I’m going to get straight to the point - the main thing we need to establish here is whether or not Johnny Foreigner have progressed past their mid-2000s, slightly eccentric, exaggerated indie rock niche. We’re now four albums and seven EPs into the three-piece’s almost six-year career, and sometimes it just doesn’t feel like we’ve ever moved away from 'Sometimes In The Bullring'. A song that, for me, defined everything the band ever wanted to be: the soundtrack to an obscure teenage melodrama; dripping tales of woe, despair, love and angst dressed up in a pseudo-happiness and a belief that yes, we are better than all of these troubles.

Waited Up Til It Was Light presented this perfectly. It’s a great album musically and lyrically and I will always think fondly of it. It’s just so hard to try and summarise everything since then as anything other than ‘more of the same’. Don’t get me wrong – this is obviously a band that can display an impressive amount of consistency – but I just can’t help but feel there’s space to fill where songs like 'Salt, Pepper and Spinderlla', 'Our Bipolar Friends' and 'Eyes Wide Terrified' used to be all the way back in 2008.

But let’s stop dwelling on the past and deal with the present: Johnny Foreigner vs. Everything is here (which is a bold statement in itself, as I was pretty much under the assumption that they’d faced basically “everything” in their discography so far) and at first glance it’s incredibly daunting and does nothing to reassure my doubts – it’s 17 tracks long and has song titles that score from 1-1000 on the obscurity-to-pretentiousness scale. Guess we’d better get stuck in then?

Opening track 'If I’m The Most Famous Boy You’ve Ever Fucked, Then Honey, Yr In Trouble' is good. Yes! This one ticks the boxes on the “What’s Great About Johnny Foreigner” checklist: an overblown first-world-problems attitude (“I wanna be sat in parks with girls with sunglasses and cocktails”) coupled with a thunderous melody of chaos and confusion. We’re definitely on the right track here.

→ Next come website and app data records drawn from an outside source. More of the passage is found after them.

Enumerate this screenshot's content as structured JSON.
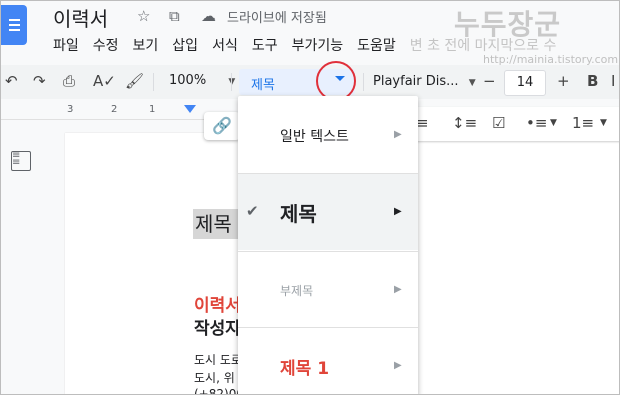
{
  "header": {
    "doc_title": "이력서",
    "save_status": "드라이브에 저장됨"
  },
  "watermark": {
    "title": "누두장군",
    "url": "http://mainia.tistory.com"
  },
  "menu": {
    "items": [
      "파일",
      "수정",
      "보기",
      "삽입",
      "서식",
      "도구",
      "부가기능",
      "도움말"
    ],
    "faded_text": "변 초 전에 마지막으로 수"
  },
  "toolbar": {
    "zoom": "100%",
    "style": "제목",
    "font_family": "Playfair Dis...",
    "font_size": "14",
    "bold_label": "B"
  },
  "ruler": {
    "ticks": [
      "3",
      "2",
      "1"
    ]
  },
  "document": {
    "selected_heading": "제목",
    "red_heading": "이력서",
    "bold_line": "작성자",
    "lines": [
      "도시 도로",
      "도시, 위",
      "(+82)00"
    ]
  },
  "dropdown": {
    "items": [
      {
        "label": "일반 텍스트",
        "checked": false
      },
      {
        "label": "제목",
        "checked": true
      },
      {
        "label": "부제목",
        "checked": false
      },
      {
        "label": "제목 1",
        "checked": false
      }
    ]
  },
  "colors": {
    "accent": "#1a73e8",
    "highlight_ring": "#e0303a",
    "red_text": "#e0453a"
  }
}
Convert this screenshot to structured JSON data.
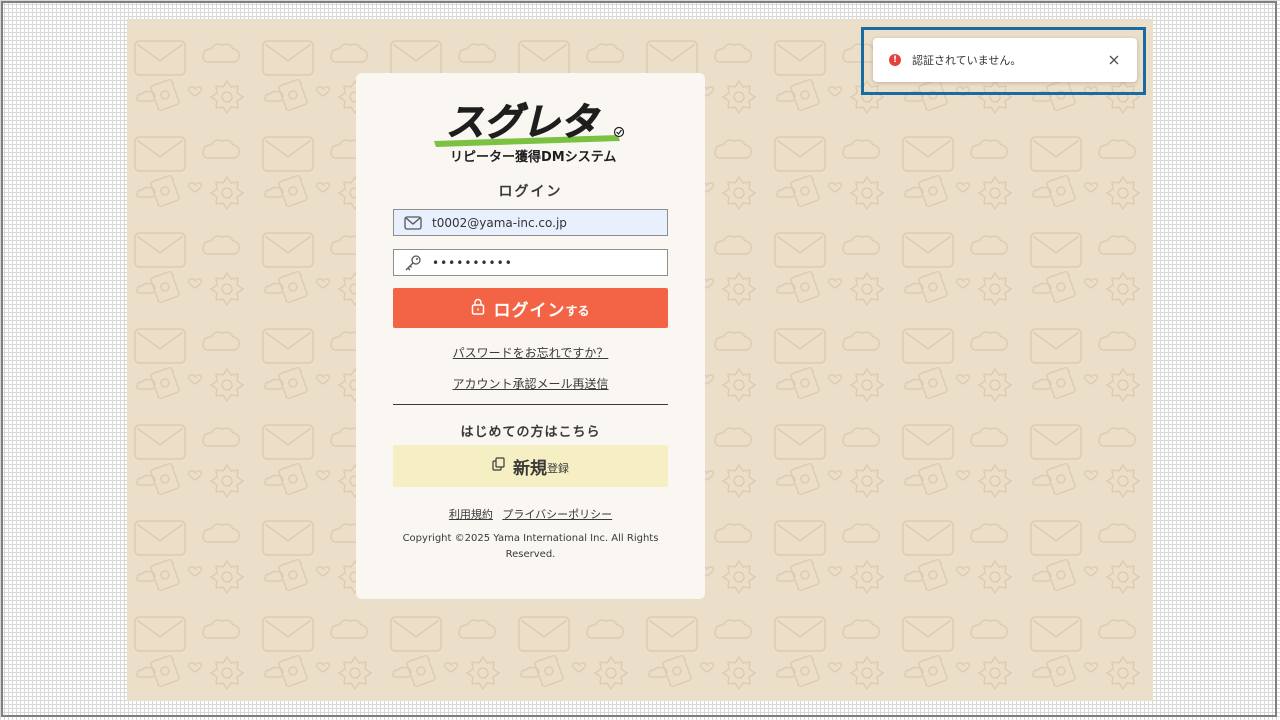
{
  "logo": {
    "main_text": "スグレタ",
    "sub_text": "リピーター獲得DMシステム",
    "accent_color": "#7cc242"
  },
  "login": {
    "title": "ログイン",
    "email_value": "t0002@yama-inc.co.jp",
    "password_value": "••••••••••",
    "submit_label_main": "ログイン",
    "submit_label_suffix": "する",
    "submit_color": "#f26445",
    "forgot_password_link": "パスワードをお忘れですか？",
    "resend_link": "アカウント承認メール再送信"
  },
  "register": {
    "heading": "はじめての方はこちら",
    "button_main": "新規",
    "button_suffix": "登録",
    "button_color": "#f6efc3"
  },
  "footer": {
    "terms_link": "利用規約",
    "privacy_link": "プライバシーポリシー",
    "copyright": "Copyright ©2025 Yama International Inc. All Rights Reserved."
  },
  "toast": {
    "message": "認証されていません。",
    "icon": "error-icon",
    "status_color": "#e5413a",
    "highlight_color": "#1a6aa3"
  },
  "background": {
    "color": "#ebdfca",
    "pattern_icons": [
      "envelope-icon",
      "cloud-icon",
      "stamp-icon",
      "badge-icon",
      "heart-icon"
    ]
  }
}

But then suddenly, there’s a subtle change in the tone of the record right from the second track 'With Who, Who And What I’ve Got' – this is the start of an ever-so-slight maturity for the band. There’s something a little tenderer about the track, and it acts as a premonition of things to come. '200X' could very well be 'Salt, Pepper and Spinderlla' part two and it’s exciting. “I’m done with this / I’m not giving in / I’m not giving up on you / we just got older” our humble protagonist Alexei Berrow gently croons, and it’s at this point in the record – a mere four tracks in – that Johnny Foreigner’s tiredness with themselves starts to show. This is a band in a very sensitive, frustrated and stripped-back state, and contrary to belief it’s exactly what they need right now because they’re producing some of the best songs they ever have.

Realistically, there are only really 15 tracks: 'concret1' and 'concret2' act as skits (or should I say poems?) of seemingly random, cut-and-pasted audio clips of pessimistic thoughts, teenage angst and general self-hatred that only emphasise this building frustration – at least lyrically – with the idea of growing up and realising that everything didn’t turn out exactly how you wanted it to. They put it best themselves in the opening lyrics to 'You vs. Everything': “Teenagers need happy homes like parents need their learning curves / though everyone you ever meet will die.”

This is Johnny Foreigner really breaking into the Jimmy Eat World-esque ideology, dressing it up as something that the 15-year-old inside of you can happily listen to without being told that “LOL, u have no taste in music, m8” when your hipster friend stumbles upon your Last.fm page late one night.

But all jokes aside, for the band this is a statement about what they’re all about, that they are really one of the best bands at what they do. They relate to all those petty problems you struggle with every day: the 9-to-5, the silly things that boys and girls can do sometimes to each other, the missed chances, the regrets, all the things that other bands are too cool to write about these days.

As a whole, this record is awesome. It’s refreshing to come back to a band after a long period of time to find that their new material is a doppelgänger of all the best bits you remember about them, souped-up. This is the definitive Johnny Foreigner record, and you’d be silly to let it pass you by.